### ABOUT THIS TASK
In the data below, which lines hold "value"? Copy every one.

### GIVEN DATA
+++++

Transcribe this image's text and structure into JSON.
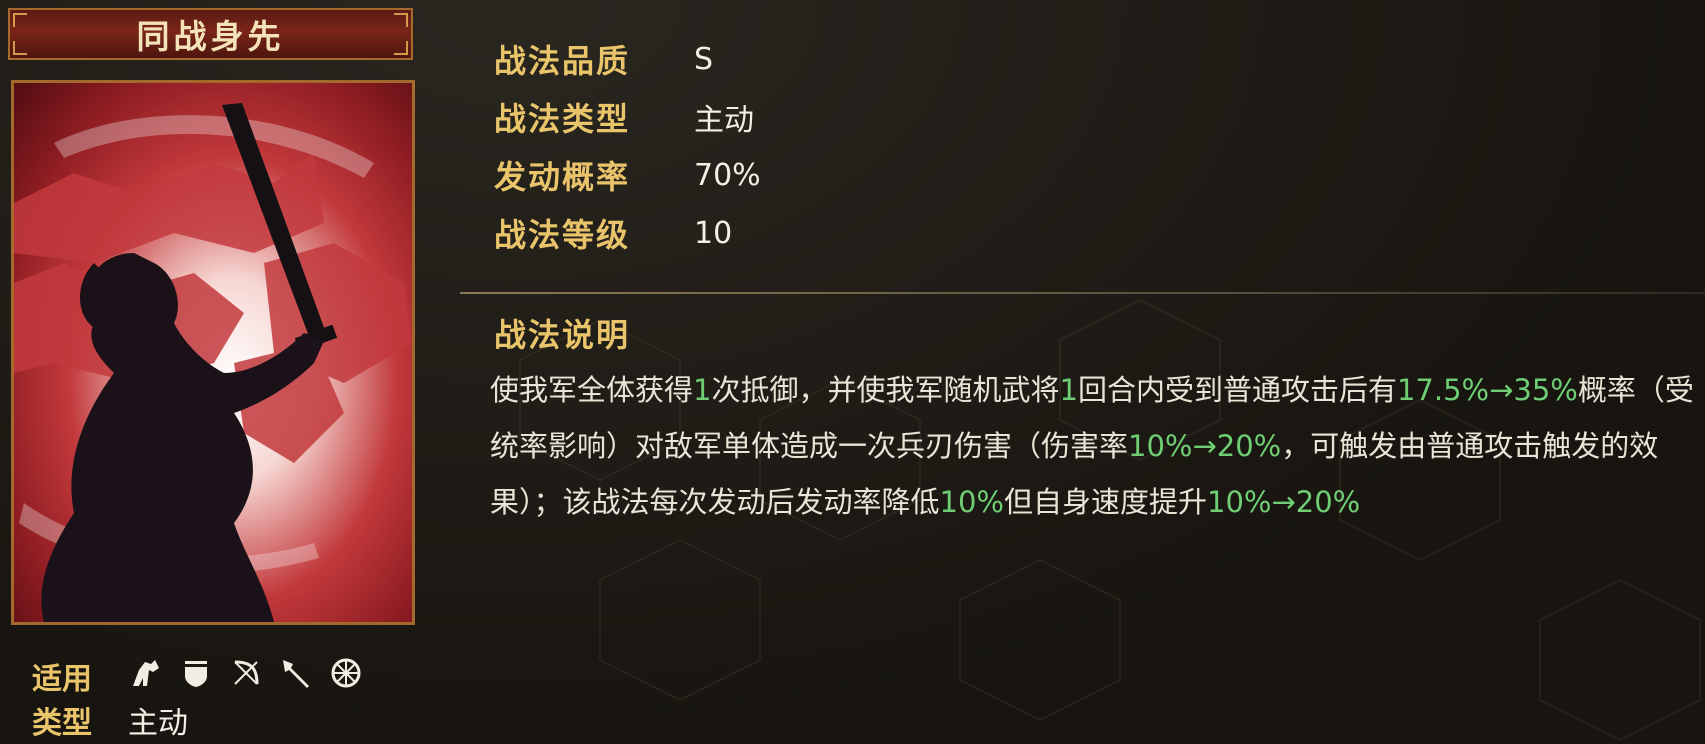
{
  "skill": {
    "name": "同战身先"
  },
  "stats": [
    {
      "label": "战法品质",
      "value": "S"
    },
    {
      "label": "战法类型",
      "value": "主动"
    },
    {
      "label": "发动概率",
      "value": "70%"
    },
    {
      "label": "战法等级",
      "value": "10"
    }
  ],
  "description": {
    "title": "战法说明",
    "segments": [
      {
        "text": "使我军全体获得",
        "highlight": false
      },
      {
        "text": "1",
        "highlight": true
      },
      {
        "text": "次抵御，并使我军随机武将",
        "highlight": false
      },
      {
        "text": "1",
        "highlight": true
      },
      {
        "text": "回合内受到普通攻击后有",
        "highlight": false
      },
      {
        "text": "17.5%→35%",
        "highlight": true
      },
      {
        "text": "概率（受统率影响）对敌军单体造成一次兵刃伤害（伤害率",
        "highlight": false
      },
      {
        "text": "10%→20%",
        "highlight": true
      },
      {
        "text": "，可触发由普通攻击触发的效果）；该战法每次发动后发动率降低",
        "highlight": false
      },
      {
        "text": "10%",
        "highlight": true
      },
      {
        "text": "但自身速度提升",
        "highlight": false
      },
      {
        "text": "10%→20%",
        "highlight": true
      }
    ]
  },
  "applicable": {
    "label": "适用",
    "icons": [
      "cavalry-icon",
      "shield-icon",
      "bow-icon",
      "spear-icon",
      "siege-icon"
    ]
  },
  "type": {
    "label": "类型",
    "value": "主动"
  },
  "colors": {
    "label_gold": "#e9c46a",
    "highlight_green": "#6fce73",
    "text_light": "#e8e4d6"
  }
}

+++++

### RESPONSE TO THE EXERCISE
      "value": "S"
      "value": "主动"
      "value": "70%"
      "value": "10"
    "value": "主动"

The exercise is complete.